More years later.I'm in LA doing the DNC for NBC. I meet the guy responsible for getting my feeds out of the convention center. Guess who. The chief photog from back in Dallas.Again, if I had read him the riot act back at the situation in Dallas,he was now in a position to screw me.Convention went off without a hitch.
It's a VERY small world.

zac love

Well-known member
(Well I may be stepping on my soap box but here goes...)

1. It took me three years to realize that I need to stop comparing greener grass. In my experience, everyone from DMA 210 to the $2,000/day rate freelancers complain about how horrible things are. There are valid things to be upset about, but an upbeat mindset in the worst of situations will provide better mental health. The last place I was really unhappy working at, started getting a lot better when I repeated to myself "When the station you work for is a joke, make sure to laugh."

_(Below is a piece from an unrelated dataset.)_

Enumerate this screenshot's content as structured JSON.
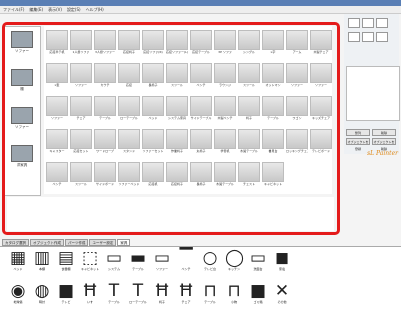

2. Respect your mental health, and be able to turn off every now and then. Find a hobby that has nothing to do with TV. I learned to sew a couple years ago, I'm not good at it, but I've made a couple sand bags, cell phone holder and some other odds and ends. Stepping away from ENG will help you last longer in ENG.

3. Keep a journal or scrap book. (Like mentioned above.) I'm not prefect at keeping a journal. One year I starting writing down every VOSOT, live shot and package I worked on in a day by day calendar. I was amazed by how much I did in just a couple months. I have also saved every press pass that I can. I started hanging them on my closet door handle, I have so many now I have to hang them on two handles.

4. Be humble, but don't belittle what you do. I saw every presidential candidate last year. I met a guy who will probably change spinal cord injury treatments in the next 10 years. I've done a 180 in an air boat, flown upside down, and road along w/ cops as they hunt down fugitives. We have a really cool job, it is OK to let friends and family be envious of the amazing things we get to do. Just don't rub it in & become obnoxious.

5. Befriend as many people as you can that you can trust for good advice and critiques. Finding people who can tear apart your best package frame by frame, without making a comment about you as a person, are a real blessing. You have to be humble enough to realize that critiques are necessary and wise enough to recognize the people who critique to help and those who critique because they had a bad day.

6. Lastly and most importantly, be professional, but also be human. It is our job to swarm to the worst of humanity and take pictures of it. Recognize that this is your job. Putting pictures on TV of a crime scene or someone in court will be very hurtful to people connected to the story. You MUST remain objective while on the clock, but don't become so thick skinned that you lose touch with the world. Every time I have shoot something awful, I make sure to turn my feelings back on when I get off my shift and process the emotions of darkness.